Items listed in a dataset
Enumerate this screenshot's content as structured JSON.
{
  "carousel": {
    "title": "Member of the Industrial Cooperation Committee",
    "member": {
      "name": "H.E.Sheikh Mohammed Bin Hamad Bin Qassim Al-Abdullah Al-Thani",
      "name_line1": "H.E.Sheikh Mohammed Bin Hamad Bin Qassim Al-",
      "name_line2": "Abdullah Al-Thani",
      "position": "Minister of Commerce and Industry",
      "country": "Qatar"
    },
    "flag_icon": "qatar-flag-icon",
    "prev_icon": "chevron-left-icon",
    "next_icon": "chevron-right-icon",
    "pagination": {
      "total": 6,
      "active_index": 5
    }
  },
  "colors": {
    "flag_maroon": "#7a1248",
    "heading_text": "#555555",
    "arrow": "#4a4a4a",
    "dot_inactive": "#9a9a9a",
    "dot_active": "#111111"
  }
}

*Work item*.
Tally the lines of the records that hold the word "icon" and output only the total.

*Exercise answer*.
3